::: ENTRIES PROVIDED :::
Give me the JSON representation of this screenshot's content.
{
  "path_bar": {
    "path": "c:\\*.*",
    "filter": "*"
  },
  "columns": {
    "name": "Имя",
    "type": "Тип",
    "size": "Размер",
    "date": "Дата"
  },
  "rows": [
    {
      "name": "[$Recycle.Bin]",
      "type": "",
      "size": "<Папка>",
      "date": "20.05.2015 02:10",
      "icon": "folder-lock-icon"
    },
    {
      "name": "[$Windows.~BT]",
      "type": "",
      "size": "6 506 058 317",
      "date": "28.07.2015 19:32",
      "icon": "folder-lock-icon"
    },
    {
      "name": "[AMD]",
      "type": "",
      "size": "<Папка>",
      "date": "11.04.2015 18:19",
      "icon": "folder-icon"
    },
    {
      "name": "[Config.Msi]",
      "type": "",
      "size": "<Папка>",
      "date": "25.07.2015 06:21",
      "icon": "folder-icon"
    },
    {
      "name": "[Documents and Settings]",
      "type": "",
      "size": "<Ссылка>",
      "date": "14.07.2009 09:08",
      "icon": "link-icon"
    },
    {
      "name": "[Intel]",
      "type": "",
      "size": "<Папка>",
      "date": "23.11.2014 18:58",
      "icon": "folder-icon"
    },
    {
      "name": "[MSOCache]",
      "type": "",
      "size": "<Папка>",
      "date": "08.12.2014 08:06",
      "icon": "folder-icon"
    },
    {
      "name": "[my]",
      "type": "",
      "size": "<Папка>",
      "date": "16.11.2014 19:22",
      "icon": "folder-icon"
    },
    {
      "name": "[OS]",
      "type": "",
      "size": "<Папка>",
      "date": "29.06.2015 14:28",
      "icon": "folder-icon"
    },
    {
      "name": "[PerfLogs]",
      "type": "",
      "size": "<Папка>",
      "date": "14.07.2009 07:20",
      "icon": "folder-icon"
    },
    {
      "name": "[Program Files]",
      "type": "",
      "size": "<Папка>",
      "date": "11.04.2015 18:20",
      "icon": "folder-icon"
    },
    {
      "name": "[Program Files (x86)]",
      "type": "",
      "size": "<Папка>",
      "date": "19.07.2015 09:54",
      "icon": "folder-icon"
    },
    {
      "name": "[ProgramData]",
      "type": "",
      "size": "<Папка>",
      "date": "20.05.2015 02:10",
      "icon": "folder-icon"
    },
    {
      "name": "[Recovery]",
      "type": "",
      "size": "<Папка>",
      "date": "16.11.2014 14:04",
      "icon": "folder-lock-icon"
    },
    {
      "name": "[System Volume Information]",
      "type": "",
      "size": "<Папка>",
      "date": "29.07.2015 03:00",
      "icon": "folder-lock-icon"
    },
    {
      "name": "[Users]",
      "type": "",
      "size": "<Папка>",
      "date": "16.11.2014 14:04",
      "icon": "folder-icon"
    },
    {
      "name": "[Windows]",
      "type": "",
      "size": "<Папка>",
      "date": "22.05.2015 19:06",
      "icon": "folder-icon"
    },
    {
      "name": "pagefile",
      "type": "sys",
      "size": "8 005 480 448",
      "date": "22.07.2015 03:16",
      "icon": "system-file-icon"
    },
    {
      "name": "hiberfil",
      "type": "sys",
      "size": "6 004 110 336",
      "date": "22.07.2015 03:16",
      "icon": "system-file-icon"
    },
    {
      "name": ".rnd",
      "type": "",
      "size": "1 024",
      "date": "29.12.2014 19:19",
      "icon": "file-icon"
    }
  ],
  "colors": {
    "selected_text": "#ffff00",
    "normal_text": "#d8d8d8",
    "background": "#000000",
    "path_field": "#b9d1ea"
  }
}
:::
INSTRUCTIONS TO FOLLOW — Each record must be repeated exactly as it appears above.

RESPONSE TO THIS EXERCISE —
Give me the JSON representation of this screenshot's content.
{
  "path_bar": {
    "path": "c:\\*.*",
    "filter": "*"
  },
  "columns": {
    "name": "Имя",
    "type": "Тип",
    "size": "Размер",
    "date": "Дата"
  },
  "rows": [
    {
      "name": "[$Recycle.Bin]",
      "type": "",
      "size": "<Папка>",
      "date": "20.05.2015 02:10",
      "icon": "folder-lock-icon"
    },
    {
      "name": "[$Windows.~BT]",
      "type": "",
      "size": "6 506 058 317",
      "date": "28.07.2015 19:32",
      "icon": "folder-lock-icon"
    },
    {
      "name": "[AMD]",
      "type": "",
      "size": "<Папка>",
      "date": "11.04.2015 18:19",
      "icon": "folder-icon"
    },
    {
      "name": "[Config.Msi]",
      "type": "",
      "size": "<Папка>",
      "date": "25.07.2015 06:21",
      "icon": "folder-icon"
    },
    {
      "name": "[Documents and Settings]",
      "type": "",
      "size": "<Ссылка>",
      "date": "14.07.2009 09:08",
      "icon": "link-icon"
    },
    {
      "name": "[Intel]",
      "type": "",
      "size": "<Папка>",
      "date": "23.11.2014 18:58",
      "icon": "folder-icon"
    },
    {
      "name": "[MSOCache]",
      "type": "",
      "size": "<Папка>",
      "date": "08.12.2014 08:06",
      "icon": "folder-icon"
    },
    {
      "name": "[my]",
      "type": "",
      "size": "<Папка>",
      "date": "16.11.2014 19:22",
      "icon": "folder-icon"
    },
    {
      "name": "[OS]",
      "type": "",
      "size": "<Папка>",
      "date": "29.06.2015 14:28",
      "icon": "folder-icon"
    },
    {
      "name": "[PerfLogs]",
      "type": "",
      "size": "<Папка>",
      "date": "14.07.2009 07:20",
      "icon": "folder-icon"
    },
    {
      "name": "[Program Files]",
      "type": "",
      "size": "<Папка>",
      "date": "11.04.2015 18:20",
      "icon": "folder-icon"
    },
    {
      "name": "[Program Files (x86)]",
      "type": "",
      "size": "<Папка>",
      "date": "19.07.2015 09:54",
      "icon": "folder-icon"
    },
    {
      "name": "[ProgramData]",
      "type": "",
      "size": "<Папка>",
      "date": "20.05.2015 02:10",
      "icon": "folder-icon"
    },
    {
      "name": "[Recovery]",
      "type": "",
      "size": "<Папка>",
      "date": "16.11.2014 14:04",
      "icon": "folder-lock-icon"
    },
    {
      "name": "[System Volume Information]",
      "type": "",
      "size": "<Папка>",
      "date": "29.07.2015 03:00",
      "icon": "folder-lock-icon"
    },
    {
      "name": "[Users]",
      "type": "",
      "size": "<Папка>",
      "date": "16.11.2014 14:04",
      "icon": "folder-icon"
    },
    {
      "name": "[Windows]",
      "type": "",
      "size": "<Папка>",
      "date": "22.05.2015 19:06",
      "icon": "folder-icon"
    },
    {
      "name": "pagefile",
      "type": "sys",
      "size": "8 005 480 448",
      "date": "22.07.2015 03:16",
      "icon": "system-file-icon"
    },
    {
      "name": "hiberfil",
      "type": "sys",
      "size": "6 004 110 336",
      "date": "22.07.2015 03:16",
      "icon": "system-file-icon"
    },
    {
      "name": ".rnd",
      "type": "",
      "size": "1 024",
      "date": "29.12.2014 19:19",
      "icon": "file-icon"
    }
  ],
  "colors": {
    "selected_text": "#ffff00",
    "normal_text": "#d8d8d8",
    "background": "#000000",
    "path_field": "#b9d1ea"
  }
}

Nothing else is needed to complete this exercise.